Premier Francois Legault: Businesses re-open Feb. 8 but keep curfew in place

(NEWSFIRST) Last Tuesday, all Quebec was impatient to hear Premier Legault the next step of measures.
Already media outlets were hinting that stores will reopen Monday February 8th.
As expected at 5PM Premier Legault accompanied by Quebec Public Health Director Horacio Arruda and Health Minister Christian Dubé announced that businesses, hair salons even museums and will be allowed to open on Feb. 8, but the curfew will remain in place across the province.
The curfew will stay in effect, banning non-essential travel between 8 p.m. and 5 a.m., in 11 regions, including the Greater Region of Montreal.
The reopening of the province will be done gradually. CEGEP and university students will be allowed to slowly return to class, depending on the situation in each institution.
Also malls will be allowed to reopen across the province as well, but gathering in them will not be tolerated.
“We are going in the right direction, but we still have a lot of efforts to make in order to help our nursing staff and health-care staff. They have been on the front line for 11 months”, he said.
On the other hand, the ban on visiting others in their homes remains in effect as does the “work-from-home” order for those who are able.
Gyms will remain closed in the 11 red zones, as well as movie theatres.
“There is more heavy breathing in gyms, creating more of a risk of transmission”, explained Quebec Public Health Director Horacio Arruda.
Protecting the hospitals
Due to the Covid-19 situation at least 34 per cent of surgeries and other treatments are being delayed.
“The most effective measure we have right now is the curfew,” said Legault, attributing the drop in hospitalizations to the measure.
Legault said, even though hospital cases are declining, he is still worried about the situation there and he does not want to put more pressure on medical staff as they are already trying to catch up with delayed surgeries and treatments.
Once more vaccines are delivered to Quebec’s seniors, the risk of hospitalization goes down for those under a certain age, Arruda explained.
Lifting the curfew and its risks
Based on government officials, -nearly a month after the 8 p.m. curfew was imposed and more than six weeks after non-essential stores were ordered closed- the decline of cases and hospitalizations has proven the effectiveness of the curfew. “In fact, hospitalizations decreased by 14% in the last 7 days” said Public Health Minister Christian Dubé.
A recent study by Quebec’s public health institute, the INSPQ, found that the curfew had succeeded in reducing the number of home visits by half, though experts say there are other factors at play.

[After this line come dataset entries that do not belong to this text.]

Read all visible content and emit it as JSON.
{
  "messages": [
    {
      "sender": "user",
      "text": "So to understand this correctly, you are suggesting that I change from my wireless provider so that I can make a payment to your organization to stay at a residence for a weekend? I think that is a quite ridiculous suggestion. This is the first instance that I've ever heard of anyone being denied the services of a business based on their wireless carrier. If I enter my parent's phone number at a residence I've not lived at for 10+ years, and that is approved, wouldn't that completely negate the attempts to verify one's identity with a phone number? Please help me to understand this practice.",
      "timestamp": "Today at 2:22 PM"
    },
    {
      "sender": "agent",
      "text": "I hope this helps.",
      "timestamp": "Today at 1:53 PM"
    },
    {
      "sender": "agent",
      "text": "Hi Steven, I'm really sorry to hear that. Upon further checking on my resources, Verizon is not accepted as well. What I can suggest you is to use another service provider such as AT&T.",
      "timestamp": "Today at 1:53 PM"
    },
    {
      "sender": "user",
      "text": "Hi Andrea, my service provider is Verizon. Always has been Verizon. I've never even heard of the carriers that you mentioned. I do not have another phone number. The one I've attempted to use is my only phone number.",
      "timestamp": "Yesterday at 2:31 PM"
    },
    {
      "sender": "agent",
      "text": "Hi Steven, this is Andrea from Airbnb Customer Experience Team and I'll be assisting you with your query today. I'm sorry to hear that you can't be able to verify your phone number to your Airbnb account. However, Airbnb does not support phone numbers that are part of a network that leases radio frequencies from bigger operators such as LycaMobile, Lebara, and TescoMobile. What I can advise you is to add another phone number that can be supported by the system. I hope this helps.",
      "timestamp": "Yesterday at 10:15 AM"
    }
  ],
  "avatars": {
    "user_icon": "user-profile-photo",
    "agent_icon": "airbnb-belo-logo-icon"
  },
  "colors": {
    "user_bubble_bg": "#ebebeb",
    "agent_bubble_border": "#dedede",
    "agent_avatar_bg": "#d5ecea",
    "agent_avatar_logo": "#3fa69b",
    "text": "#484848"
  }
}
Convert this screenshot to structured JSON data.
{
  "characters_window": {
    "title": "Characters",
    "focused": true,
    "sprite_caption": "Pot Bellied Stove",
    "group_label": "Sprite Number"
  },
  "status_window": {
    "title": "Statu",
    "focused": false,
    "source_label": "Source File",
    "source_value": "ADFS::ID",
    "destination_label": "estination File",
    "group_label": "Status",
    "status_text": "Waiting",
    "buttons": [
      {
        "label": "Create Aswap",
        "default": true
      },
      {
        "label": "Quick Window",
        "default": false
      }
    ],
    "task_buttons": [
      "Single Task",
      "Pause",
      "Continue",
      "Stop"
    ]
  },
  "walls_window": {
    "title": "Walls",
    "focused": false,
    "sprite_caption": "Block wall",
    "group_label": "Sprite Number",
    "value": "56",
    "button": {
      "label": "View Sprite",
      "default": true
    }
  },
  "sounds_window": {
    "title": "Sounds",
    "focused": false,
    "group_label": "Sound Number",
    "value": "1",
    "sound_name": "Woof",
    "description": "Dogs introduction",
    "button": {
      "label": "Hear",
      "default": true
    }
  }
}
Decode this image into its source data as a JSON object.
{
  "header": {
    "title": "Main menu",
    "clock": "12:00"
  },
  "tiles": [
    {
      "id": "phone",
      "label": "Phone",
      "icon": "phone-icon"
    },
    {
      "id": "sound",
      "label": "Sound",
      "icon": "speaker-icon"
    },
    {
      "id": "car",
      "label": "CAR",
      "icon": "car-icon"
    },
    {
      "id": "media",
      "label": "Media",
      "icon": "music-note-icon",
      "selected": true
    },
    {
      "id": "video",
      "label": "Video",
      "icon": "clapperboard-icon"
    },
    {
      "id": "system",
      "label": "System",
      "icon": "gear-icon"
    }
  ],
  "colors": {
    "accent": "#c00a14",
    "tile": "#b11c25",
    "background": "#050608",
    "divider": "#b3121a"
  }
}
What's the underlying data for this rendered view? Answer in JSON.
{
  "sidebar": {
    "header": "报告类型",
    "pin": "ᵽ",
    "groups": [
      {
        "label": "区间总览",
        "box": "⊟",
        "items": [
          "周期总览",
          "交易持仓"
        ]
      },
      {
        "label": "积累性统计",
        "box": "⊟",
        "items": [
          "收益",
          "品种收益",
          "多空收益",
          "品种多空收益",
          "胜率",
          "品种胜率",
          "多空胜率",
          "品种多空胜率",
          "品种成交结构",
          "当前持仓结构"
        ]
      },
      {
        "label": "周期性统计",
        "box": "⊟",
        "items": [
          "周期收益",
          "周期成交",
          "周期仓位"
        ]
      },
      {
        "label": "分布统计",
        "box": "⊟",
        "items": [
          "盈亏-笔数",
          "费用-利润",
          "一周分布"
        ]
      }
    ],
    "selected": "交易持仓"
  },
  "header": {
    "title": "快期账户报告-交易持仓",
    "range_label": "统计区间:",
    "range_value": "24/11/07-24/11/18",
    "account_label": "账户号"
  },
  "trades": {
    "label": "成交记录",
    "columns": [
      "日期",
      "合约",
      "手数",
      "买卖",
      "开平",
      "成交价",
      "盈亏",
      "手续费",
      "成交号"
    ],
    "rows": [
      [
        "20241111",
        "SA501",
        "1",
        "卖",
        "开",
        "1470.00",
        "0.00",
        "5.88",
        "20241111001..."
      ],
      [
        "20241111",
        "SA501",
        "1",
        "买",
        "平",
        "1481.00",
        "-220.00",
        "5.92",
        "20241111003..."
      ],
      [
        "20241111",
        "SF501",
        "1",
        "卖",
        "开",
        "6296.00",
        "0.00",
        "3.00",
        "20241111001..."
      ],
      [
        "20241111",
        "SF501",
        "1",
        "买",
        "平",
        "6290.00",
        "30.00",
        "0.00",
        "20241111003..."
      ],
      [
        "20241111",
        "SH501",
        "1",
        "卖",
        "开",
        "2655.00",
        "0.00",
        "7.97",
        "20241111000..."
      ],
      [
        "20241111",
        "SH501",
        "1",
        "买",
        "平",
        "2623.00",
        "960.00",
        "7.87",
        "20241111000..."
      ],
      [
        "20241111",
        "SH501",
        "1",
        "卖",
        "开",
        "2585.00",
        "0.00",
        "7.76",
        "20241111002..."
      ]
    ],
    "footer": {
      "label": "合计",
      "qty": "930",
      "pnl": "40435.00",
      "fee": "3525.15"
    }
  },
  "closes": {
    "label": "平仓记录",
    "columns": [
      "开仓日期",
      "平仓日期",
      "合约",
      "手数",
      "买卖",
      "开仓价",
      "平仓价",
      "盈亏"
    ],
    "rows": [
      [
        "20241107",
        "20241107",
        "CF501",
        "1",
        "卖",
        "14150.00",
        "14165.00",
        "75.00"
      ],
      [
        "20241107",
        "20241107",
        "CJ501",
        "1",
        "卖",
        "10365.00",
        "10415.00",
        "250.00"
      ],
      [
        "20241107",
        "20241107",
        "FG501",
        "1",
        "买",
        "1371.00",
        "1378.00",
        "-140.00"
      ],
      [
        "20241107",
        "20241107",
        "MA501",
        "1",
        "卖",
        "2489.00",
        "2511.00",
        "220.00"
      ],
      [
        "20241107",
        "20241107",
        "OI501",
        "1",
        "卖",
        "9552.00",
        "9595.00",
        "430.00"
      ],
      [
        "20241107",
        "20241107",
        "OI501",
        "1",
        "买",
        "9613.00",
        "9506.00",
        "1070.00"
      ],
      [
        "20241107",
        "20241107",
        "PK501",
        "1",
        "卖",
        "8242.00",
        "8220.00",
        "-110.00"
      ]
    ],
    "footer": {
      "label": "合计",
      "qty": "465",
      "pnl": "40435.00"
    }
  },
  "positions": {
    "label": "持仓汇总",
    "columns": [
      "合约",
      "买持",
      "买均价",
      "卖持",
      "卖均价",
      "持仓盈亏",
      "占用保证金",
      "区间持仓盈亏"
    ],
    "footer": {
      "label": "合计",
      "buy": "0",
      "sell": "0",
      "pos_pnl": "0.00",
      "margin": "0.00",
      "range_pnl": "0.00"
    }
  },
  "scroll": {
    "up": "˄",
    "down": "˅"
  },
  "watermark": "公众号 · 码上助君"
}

Legault did not indicate when the curfew will be lifted. He hinted though that, a reassessment will be done of the new measures and a news conference will be held on February 22 on the subject.
There are not going to be any roadblocks or fines given, but Legault said he is strongly encouraging people to stay in their own region rather than heading out to other areas.
If people do go out to cottages, they need to stay within their immediate family bubble rather than gathering with other family members or families, he said.
Many epidemiologists believe that the closure of retailers kept more people at home, away from potential contacts but with the reopening of retailers and malls the situation may change to worse if the rate of transmission once again increases.
More money for businesses
Early Wednesday morning, February 3rd, Quebec Economy Minister Pierre Fitzgibbon, announced that all businesses that closed due to the pandemic they will be able to obtain a reimbursement of their fix expenses during the reopening period.
For businesses closed for 90 days or less, a maximum additional amount payable is $15 000 per establishment. The additional support must cover the fixed expenses disbursed in the month following the reopening of the businesses targeted.
For businesses closed for a period of more than 90 days, the maximum additional amount payable corresponds to $30 000 per establishment, i.e., $15 000 per month. The additional support must cover the fixed expenses disbursed in the two months following the reopening of the businesses targeted.
Since the closure order has been extended until February 7, the AERAM section may apply to the months of October, November, and December 2020 and to the months of January and February 2021. As the enterprise was closed for more than 90 days, the enhancement for the resumption of its activities will apply for the months of March and April.